→ ACTIVITY
Return the records below word for word.

→ STUDY MATERIAL
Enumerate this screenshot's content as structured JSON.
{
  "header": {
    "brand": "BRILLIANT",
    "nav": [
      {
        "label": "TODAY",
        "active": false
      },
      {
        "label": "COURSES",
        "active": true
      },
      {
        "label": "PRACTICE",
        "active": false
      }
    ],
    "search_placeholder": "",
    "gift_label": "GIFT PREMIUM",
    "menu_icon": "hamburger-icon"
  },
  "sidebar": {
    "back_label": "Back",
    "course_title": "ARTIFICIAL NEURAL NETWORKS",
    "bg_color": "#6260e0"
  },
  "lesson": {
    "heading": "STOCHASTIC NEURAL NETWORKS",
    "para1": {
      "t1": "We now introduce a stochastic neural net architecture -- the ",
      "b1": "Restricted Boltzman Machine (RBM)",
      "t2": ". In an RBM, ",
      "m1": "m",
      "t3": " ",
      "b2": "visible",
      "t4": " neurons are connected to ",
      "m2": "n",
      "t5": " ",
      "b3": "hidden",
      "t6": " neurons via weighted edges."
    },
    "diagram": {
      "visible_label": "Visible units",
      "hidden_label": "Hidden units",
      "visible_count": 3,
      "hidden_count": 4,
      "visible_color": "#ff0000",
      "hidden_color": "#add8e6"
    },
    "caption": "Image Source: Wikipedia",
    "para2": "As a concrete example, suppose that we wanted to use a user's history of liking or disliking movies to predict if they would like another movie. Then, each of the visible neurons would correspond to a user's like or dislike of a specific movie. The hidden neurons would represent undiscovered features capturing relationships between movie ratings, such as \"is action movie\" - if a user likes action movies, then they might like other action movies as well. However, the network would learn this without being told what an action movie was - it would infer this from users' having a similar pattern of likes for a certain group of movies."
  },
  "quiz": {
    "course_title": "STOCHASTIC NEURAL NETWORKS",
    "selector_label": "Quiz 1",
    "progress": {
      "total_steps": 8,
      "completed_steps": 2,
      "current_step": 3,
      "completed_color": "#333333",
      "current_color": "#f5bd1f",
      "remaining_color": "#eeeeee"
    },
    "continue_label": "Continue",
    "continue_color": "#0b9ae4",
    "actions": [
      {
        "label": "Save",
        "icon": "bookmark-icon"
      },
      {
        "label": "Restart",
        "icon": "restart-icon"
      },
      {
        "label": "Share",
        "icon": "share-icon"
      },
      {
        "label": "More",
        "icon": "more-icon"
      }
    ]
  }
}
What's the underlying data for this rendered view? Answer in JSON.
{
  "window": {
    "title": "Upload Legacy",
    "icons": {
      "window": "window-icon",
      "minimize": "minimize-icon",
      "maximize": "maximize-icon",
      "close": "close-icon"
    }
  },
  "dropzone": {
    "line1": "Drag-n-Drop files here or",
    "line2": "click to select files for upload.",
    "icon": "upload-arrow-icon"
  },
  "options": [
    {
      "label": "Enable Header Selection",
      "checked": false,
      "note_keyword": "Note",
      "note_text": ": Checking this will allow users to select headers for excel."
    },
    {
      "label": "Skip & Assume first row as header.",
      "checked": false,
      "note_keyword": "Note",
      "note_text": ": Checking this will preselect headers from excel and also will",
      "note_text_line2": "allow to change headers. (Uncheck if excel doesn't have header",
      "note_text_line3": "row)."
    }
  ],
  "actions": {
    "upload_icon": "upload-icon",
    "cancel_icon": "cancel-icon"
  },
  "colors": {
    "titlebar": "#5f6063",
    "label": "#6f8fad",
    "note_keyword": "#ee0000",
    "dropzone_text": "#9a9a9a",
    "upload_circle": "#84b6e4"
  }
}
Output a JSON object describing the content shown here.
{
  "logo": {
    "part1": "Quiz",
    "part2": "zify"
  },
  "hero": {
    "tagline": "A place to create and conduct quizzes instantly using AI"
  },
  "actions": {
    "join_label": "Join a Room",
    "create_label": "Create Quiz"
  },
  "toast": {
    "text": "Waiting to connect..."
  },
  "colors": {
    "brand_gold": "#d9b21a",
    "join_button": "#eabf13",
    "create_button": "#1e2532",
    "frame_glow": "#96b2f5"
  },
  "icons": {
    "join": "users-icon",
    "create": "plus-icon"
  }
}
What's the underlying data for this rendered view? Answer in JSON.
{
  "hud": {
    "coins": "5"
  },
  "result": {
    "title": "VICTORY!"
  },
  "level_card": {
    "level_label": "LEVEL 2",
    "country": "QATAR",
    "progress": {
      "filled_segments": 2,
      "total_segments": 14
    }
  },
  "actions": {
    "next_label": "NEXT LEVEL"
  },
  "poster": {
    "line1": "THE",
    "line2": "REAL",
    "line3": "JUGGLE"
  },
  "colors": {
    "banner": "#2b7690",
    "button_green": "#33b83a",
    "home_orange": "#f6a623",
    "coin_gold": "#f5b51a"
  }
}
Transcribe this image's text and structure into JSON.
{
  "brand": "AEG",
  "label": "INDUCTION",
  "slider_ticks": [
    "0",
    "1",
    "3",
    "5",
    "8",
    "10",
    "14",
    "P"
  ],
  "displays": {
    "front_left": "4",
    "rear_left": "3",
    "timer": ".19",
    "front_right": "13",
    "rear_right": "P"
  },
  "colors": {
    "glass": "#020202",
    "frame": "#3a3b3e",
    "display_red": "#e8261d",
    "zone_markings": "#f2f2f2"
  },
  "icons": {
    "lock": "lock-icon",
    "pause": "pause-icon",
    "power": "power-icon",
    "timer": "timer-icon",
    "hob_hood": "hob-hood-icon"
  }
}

→ TASK RESULT
Enumerate this screenshot's content as structured JSON.
{
  "header": {
    "brand": "BRILLIANT",
    "nav": [
      {
        "label": "TODAY",
        "active": false
      },
      {
        "label": "COURSES",
        "active": true
      },
      {
        "label": "PRACTICE",
        "active": false
      }
    ],
    "search_placeholder": "",
    "gift_label": "GIFT PREMIUM",
    "menu_icon": "hamburger-icon"
  },
  "sidebar": {
    "back_label": "Back",
    "course_title": "ARTIFICIAL NEURAL NETWORKS",
    "bg_color": "#6260e0"
  },
  "lesson": {
    "heading": "STOCHASTIC NEURAL NETWORKS",
    "para1": {
      "t1": "We now introduce a stochastic neural net architecture -- the ",
      "b1": "Restricted Boltzman Machine (RBM)",
      "t2": ". In an RBM, ",
      "m1": "m",
      "t3": " ",
      "b2": "visible",
      "t4": " neurons are connected to ",
      "m2": "n",
      "t5": " ",
      "b3": "hidden",
      "t6": " neurons via weighted edges."
    },
    "diagram": {
      "visible_label": "Visible units",
      "hidden_label": "Hidden units",
      "visible_count": 3,
      "hidden_count": 4,
      "visible_color": "#ff0000",
      "hidden_color": "#add8e6"
    },
    "caption": "Image Source: Wikipedia",
    "para2": "As a concrete example, suppose that we wanted to use a user's history of liking or disliking movies to predict if they would like another movie. Then, each of the visible neurons would correspond to a user's like or dislike of a specific movie. The hidden neurons would represent undiscovered features capturing relationships between movie ratings, such as \"is action movie\" - if a user likes action movies, then they might like other action movies as well. However, the network would learn this without being told what an action movie was - it would infer this from users' having a similar pattern of likes for a certain group of movies."
  },
  "quiz": {
    "course_title": "STOCHASTIC NEURAL NETWORKS",
    "selector_label": "Quiz 1",
    "progress": {
      "total_steps": 8,
      "completed_steps": 2,
      "current_step": 3,
      "completed_color": "#333333",
      "current_color": "#f5bd1f",
      "remaining_color": "#eeeeee"
    },
    "continue_label": "Continue",
    "continue_color": "#0b9ae4",
    "actions": [
      {
        "label": "Save",
        "icon": "bookmark-icon"
      },
      {
        "label": "Restart",
        "icon": "restart-icon"
      },
      {
        "label": "Share",
        "icon": "share-icon"
      },
      {
        "label": "More",
        "icon": "more-icon"
      }
    ]
  }
}
What's the underlying data for this rendered view? Answer in JSON.
{
  "window": {
    "title": "Upload Legacy",
    "icons": {
      "window": "window-icon",
      "minimize": "minimize-icon",
      "maximize": "maximize-icon",
      "close": "close-icon"
    }
  },
  "dropzone": {
    "line1": "Drag-n-Drop files here or",
    "line2": "click to select files for upload.",
    "icon": "upload-arrow-icon"
  },
  "options": [
    {
      "label": "Enable Header Selection",
      "checked": false,
      "note_keyword": "Note",
      "note_text": ": Checking this will allow users to select headers for excel."
    },
    {
      "label": "Skip & Assume first row as header.",
      "checked": false,
      "note_keyword": "Note",
      "note_text": ": Checking this will preselect headers from excel and also will",
      "note_text_line2": "allow to change headers. (Uncheck if excel doesn't have header",
      "note_text_line3": "row)."
    }
  ],
  "actions": {
    "upload_icon": "upload-icon",
    "cancel_icon": "cancel-icon"
  },
  "colors": {
    "titlebar": "#5f6063",
    "label": "#6f8fad",
    "note_keyword": "#ee0000",
    "dropzone_text": "#9a9a9a",
    "upload_circle": "#84b6e4"
  }
}
Output a JSON object describing the content shown here.
{
  "logo": {
    "part1": "Quiz",
    "part2": "zify"
  },
  "hero": {
    "tagline": "A place to create and conduct quizzes instantly using AI"
  },
  "actions": {
    "join_label": "Join a Room",
    "create_label": "Create Quiz"
  },
  "toast": {
    "text": "Waiting to connect..."
  },
  "colors": {
    "brand_gold": "#d9b21a",
    "join_button": "#eabf13",
    "create_button": "#1e2532",
    "frame_glow": "#96b2f5"
  },
  "icons": {
    "join": "users-icon",
    "create": "plus-icon"
  }
}
What's the underlying data for this rendered view? Answer in JSON.
{
  "hud": {
    "coins": "5"
  },
  "result": {
    "title": "VICTORY!"
  },
  "level_card": {
    "level_label": "LEVEL 2",
    "country": "QATAR",
    "progress": {
      "filled_segments": 2,
      "total_segments": 14
    }
  },
  "actions": {
    "next_label": "NEXT LEVEL"
  },
  "poster": {
    "line1": "THE",
    "line2": "REAL",
    "line3": "JUGGLE"
  },
  "colors": {
    "banner": "#2b7690",
    "button_green": "#33b83a",
    "home_orange": "#f6a623",
    "coin_gold": "#f5b51a"
  }
}
Transcribe this image's text and structure into JSON.
{
  "brand": "AEG",
  "label": "INDUCTION",
  "slider_ticks": [
    "0",
    "1",
    "3",
    "5",
    "8",
    "10",
    "14",
    "P"
  ],
  "displays": {
    "front_left": "4",
    "rear_left": "3",
    "timer": ".19",
    "front_right": "13",
    "rear_right": "P"
  },
  "colors": {
    "glass": "#020202",
    "frame": "#3a3b3e",
    "display_red": "#e8261d",
    "zone_markings": "#f2f2f2"
  },
  "icons": {
    "lock": "lock-icon",
    "pause": "pause-icon",
    "power": "power-icon",
    "timer": "timer-icon",
    "hob_hood": "hob-hood-icon"
  }
}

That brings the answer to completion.